● WHAT THE EXERCISE ASKS
Exactly reproduce each entry, leaving out nothing.

● SOURCE INFORMATION
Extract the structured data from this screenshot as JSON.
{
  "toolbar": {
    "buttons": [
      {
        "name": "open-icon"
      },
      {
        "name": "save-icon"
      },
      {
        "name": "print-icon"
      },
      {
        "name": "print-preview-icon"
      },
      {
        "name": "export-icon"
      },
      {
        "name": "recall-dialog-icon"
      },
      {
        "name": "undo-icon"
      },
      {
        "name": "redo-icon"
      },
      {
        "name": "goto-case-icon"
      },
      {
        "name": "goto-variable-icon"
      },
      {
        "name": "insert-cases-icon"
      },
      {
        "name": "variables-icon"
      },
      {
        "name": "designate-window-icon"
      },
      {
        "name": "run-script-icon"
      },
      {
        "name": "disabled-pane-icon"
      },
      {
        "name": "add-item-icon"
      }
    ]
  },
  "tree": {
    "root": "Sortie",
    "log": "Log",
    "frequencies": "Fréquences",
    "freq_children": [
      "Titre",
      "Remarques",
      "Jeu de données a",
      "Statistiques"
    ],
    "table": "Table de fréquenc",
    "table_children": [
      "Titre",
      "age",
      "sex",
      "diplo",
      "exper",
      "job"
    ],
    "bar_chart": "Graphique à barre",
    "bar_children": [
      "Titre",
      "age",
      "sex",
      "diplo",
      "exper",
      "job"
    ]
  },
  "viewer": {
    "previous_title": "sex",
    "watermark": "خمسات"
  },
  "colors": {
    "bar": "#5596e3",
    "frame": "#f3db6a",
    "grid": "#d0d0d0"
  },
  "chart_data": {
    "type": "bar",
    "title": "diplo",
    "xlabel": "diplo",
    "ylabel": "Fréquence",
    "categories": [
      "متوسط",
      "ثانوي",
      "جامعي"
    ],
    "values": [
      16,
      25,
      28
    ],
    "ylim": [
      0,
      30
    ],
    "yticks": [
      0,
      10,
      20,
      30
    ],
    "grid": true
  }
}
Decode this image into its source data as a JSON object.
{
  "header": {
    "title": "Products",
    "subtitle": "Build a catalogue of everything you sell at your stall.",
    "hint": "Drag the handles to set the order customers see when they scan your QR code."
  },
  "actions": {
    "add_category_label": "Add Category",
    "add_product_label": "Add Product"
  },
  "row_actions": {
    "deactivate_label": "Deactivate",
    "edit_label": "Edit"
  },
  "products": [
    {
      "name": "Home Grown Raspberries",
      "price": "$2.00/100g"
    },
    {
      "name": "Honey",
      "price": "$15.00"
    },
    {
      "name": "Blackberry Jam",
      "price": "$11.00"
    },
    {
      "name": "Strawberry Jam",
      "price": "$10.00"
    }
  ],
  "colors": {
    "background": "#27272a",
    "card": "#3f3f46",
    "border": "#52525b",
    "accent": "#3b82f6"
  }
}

● PROBLEM SOLUTION
Extract the structured data from this screenshot as JSON.
{
  "toolbar": {
    "buttons": [
      {
        "name": "open-icon"
      },
      {
        "name": "save-icon"
      },
      {
        "name": "print-icon"
      },
      {
        "name": "print-preview-icon"
      },
      {
        "name": "export-icon"
      },
      {
        "name": "recall-dialog-icon"
      },
      {
        "name": "undo-icon"
      },
      {
        "name": "redo-icon"
      },
      {
        "name": "goto-case-icon"
      },
      {
        "name": "goto-variable-icon"
      },
      {
        "name": "insert-cases-icon"
      },
      {
        "name": "variables-icon"
      },
      {
        "name": "designate-window-icon"
      },
      {
        "name": "run-script-icon"
      },
      {
        "name": "disabled-pane-icon"
      },
      {
        "name": "add-item-icon"
      }
    ]
  },
  "tree": {
    "root": "Sortie",
    "log": "Log",
    "frequencies": "Fréquences",
    "freq_children": [
      "Titre",
      "Remarques",
      "Jeu de données a",
      "Statistiques"
    ],
    "table": "Table de fréquenc",
    "table_children": [
      "Titre",
      "age",
      "sex",
      "diplo",
      "exper",
      "job"
    ],
    "bar_chart": "Graphique à barre",
    "bar_children": [
      "Titre",
      "age",
      "sex",
      "diplo",
      "exper",
      "job"
    ]
  },
  "viewer": {
    "previous_title": "sex",
    "watermark": "خمسات"
  },
  "colors": {
    "bar": "#5596e3",
    "frame": "#f3db6a",
    "grid": "#d0d0d0"
  },
  "chart_data": {
    "type": "bar",
    "title": "diplo",
    "xlabel": "diplo",
    "ylabel": "Fréquence",
    "categories": [
      "متوسط",
      "ثانوي",
      "جامعي"
    ],
    "values": [
      16,
      25,
      28
    ],
    "ylim": [
      0,
      30
    ],
    "yticks": [
      0,
      10,
      20,
      30
    ],
    "grid": true
  }
}
Decode this image into its source data as a JSON object.
{
  "header": {
    "title": "Products",
    "subtitle": "Build a catalogue of everything you sell at your stall.",
    "hint": "Drag the handles to set the order customers see when they scan your QR code."
  },
  "actions": {
    "add_category_label": "Add Category",
    "add_product_label": "Add Product"
  },
  "row_actions": {
    "deactivate_label": "Deactivate",
    "edit_label": "Edit"
  },
  "products": [
    {
      "name": "Home Grown Raspberries",
      "price": "$2.00/100g"
    },
    {
      "name": "Honey",
      "price": "$15.00"
    },
    {
      "name": "Blackberry Jam",
      "price": "$11.00"
    },
    {
      "name": "Strawberry Jam",
      "price": "$10.00"
    }
  ],
  "colors": {
    "background": "#27272a",
    "card": "#3f3f46",
    "border": "#52525b",
    "accent": "#3b82f6"
  }
}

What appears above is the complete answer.